- Being placed on the Child Protection Register can have significant and long-lasting effects on a client’s life and liberty.
- Recent Supreme Court decisions highlight the need for practitioners to be aware of the mechanisms of entry to the Register, the significant incursion on civil liberties and increased risk of criminal liability that follows.
- Particular attention should be shown to applications by NSW Police where a defendant has never been convicted of offences against children, or they present with vulnerabilities such as intellectual disability or mental health problems meaning compliance with reporting obligations will be difficult.
Given the significant impact of being placed on the Child Protection Register, it is important that practitioners are aware of the mechanisms of entry to the Child Protection Register, the significant incursion on civil liberties and the increased risk of criminal liability that follows.
Background – The Child Protection Register

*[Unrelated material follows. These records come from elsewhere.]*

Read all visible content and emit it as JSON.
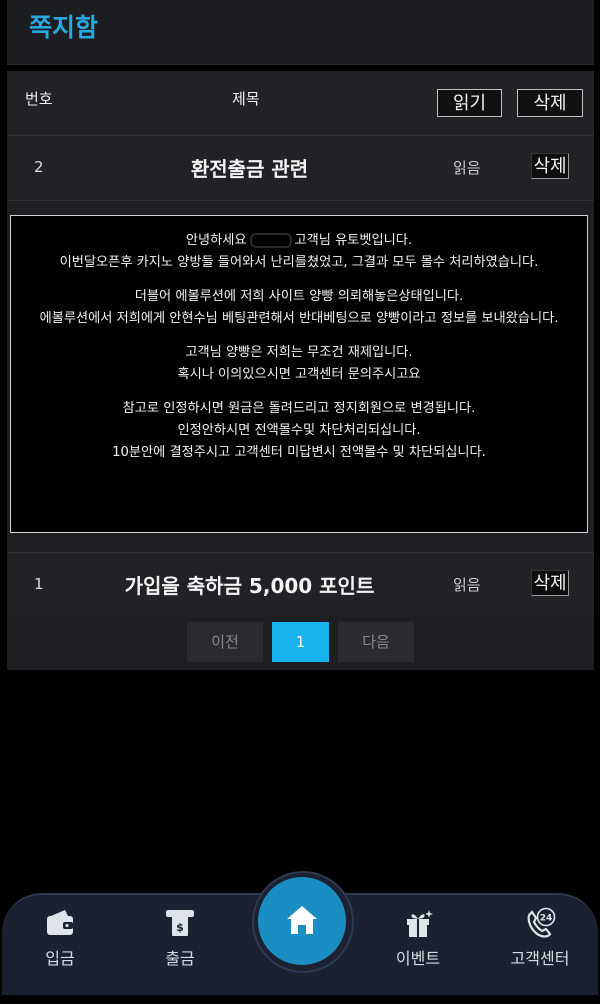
{
  "header": {
    "title": "쪽지함"
  },
  "table": {
    "col_no": "번호",
    "col_title": "제목",
    "read_button": "읽기",
    "delete_button": "삭제"
  },
  "messages": [
    {
      "no": "2",
      "title": "환전출금 관련",
      "status": "읽음",
      "delete_label": "삭제",
      "body": {
        "greeting_before": "안녕하세요",
        "greeting_after": "고객님 유토벳입니다.",
        "p1_rest": "이번달오픈후 카지노 양방들 들어와서 난리를쳤었고, 그결과 모두 몰수 처리하였습니다.",
        "p2_line1": "더블어 에볼루션에 저희 사이트 양빵 의뢰해놓은상태입니다.",
        "p2_line2": "에볼루션에서 저희에게 안현수님 베팅관련해서 반대베팅으로 양빵이라고 정보를 보내왔습니다.",
        "p3_line1": "고객님 양빵은 저희는 무조건 재제입니다.",
        "p3_line2": "혹시나 이의있으시면 고객센터 문의주시고요",
        "p4_line1": "참고로 인정하시면 원금은 돌려드리고 정지회원으로 변경됩니다.",
        "p4_line2": "인정안하시면 전액몰수및 차단처리되십니다.",
        "p4_line3": "10분안에 결정주시고 고객센터 미답변시 전액몰수 및 차단되십니다."
      }
    },
    {
      "no": "1",
      "title": "가입을 축하금 5,000 포인트",
      "status": "읽음",
      "delete_label": "삭제"
    }
  ],
  "pagination": {
    "prev": "이전",
    "current": "1",
    "next": "다음"
  },
  "bottom_nav": {
    "deposit": "입금",
    "withdraw": "출금",
    "event": "이벤트",
    "support": "고객센터",
    "support_badge": "24"
  },
  "colors": {
    "accent": "#29a8e0",
    "active_page": "#16b3ee",
    "home": "#1a8ec2"
  }
}
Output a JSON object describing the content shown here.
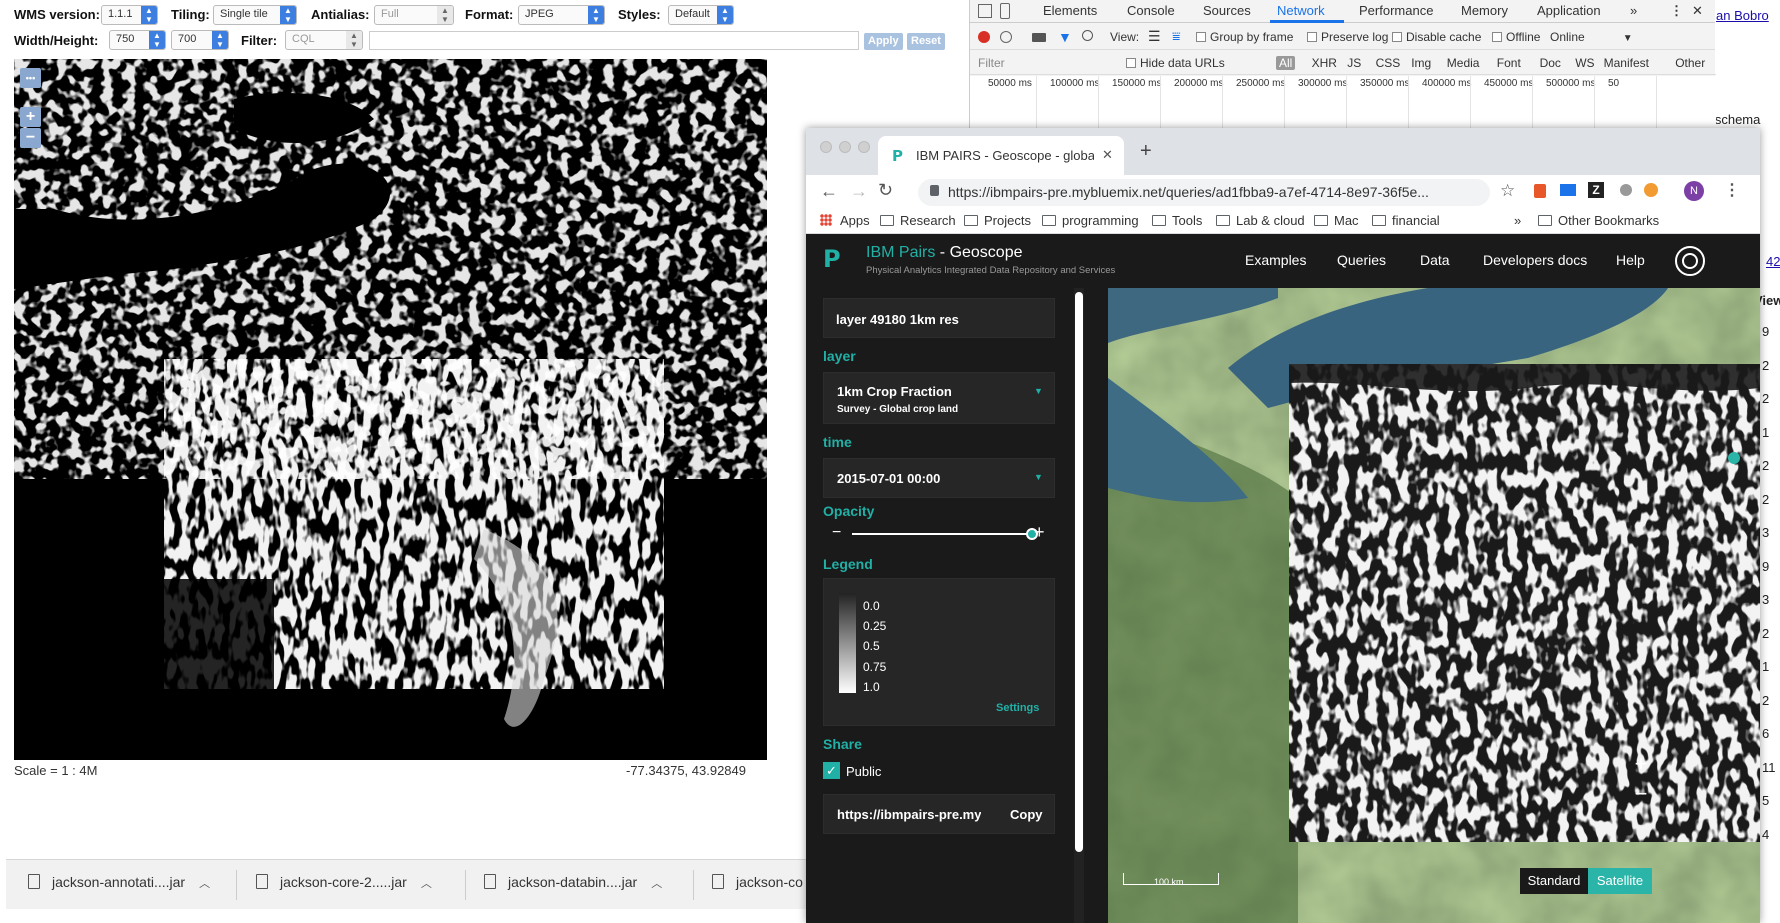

The Child Protection Register was established in 2001 by the Child Protection (Offenders Registration) Act 2000 (NSW) (‘the Act’). The Register became the first database in Australia that recorded the personal details of offenders who have committed sexual offences against children, or otherwise were found to pose a risk to children. Once a person becomes a ‘Registrable Person’ under the Act, they remain on the register for life and are subjected to ongoing surveillance. They are also required to report personal information to police for long periods of time, between eight years and the remainder of their life, depending on the seriousness and number of offences. For juvenile offenders, these periods are halved or in limited circumstances do not apply. During the reporting period, NSW Police can collect intelligence which is added to the person’s case file. In addition, the Commissioner of Police (‘the Commissioner’) can apply at any time for a further order under the Child Protection (Offender Prohibition Orders) Act 2004 (NSW), which further restricts a person’s freedom of movement and association and will reactivate reporting obligations if they have expired.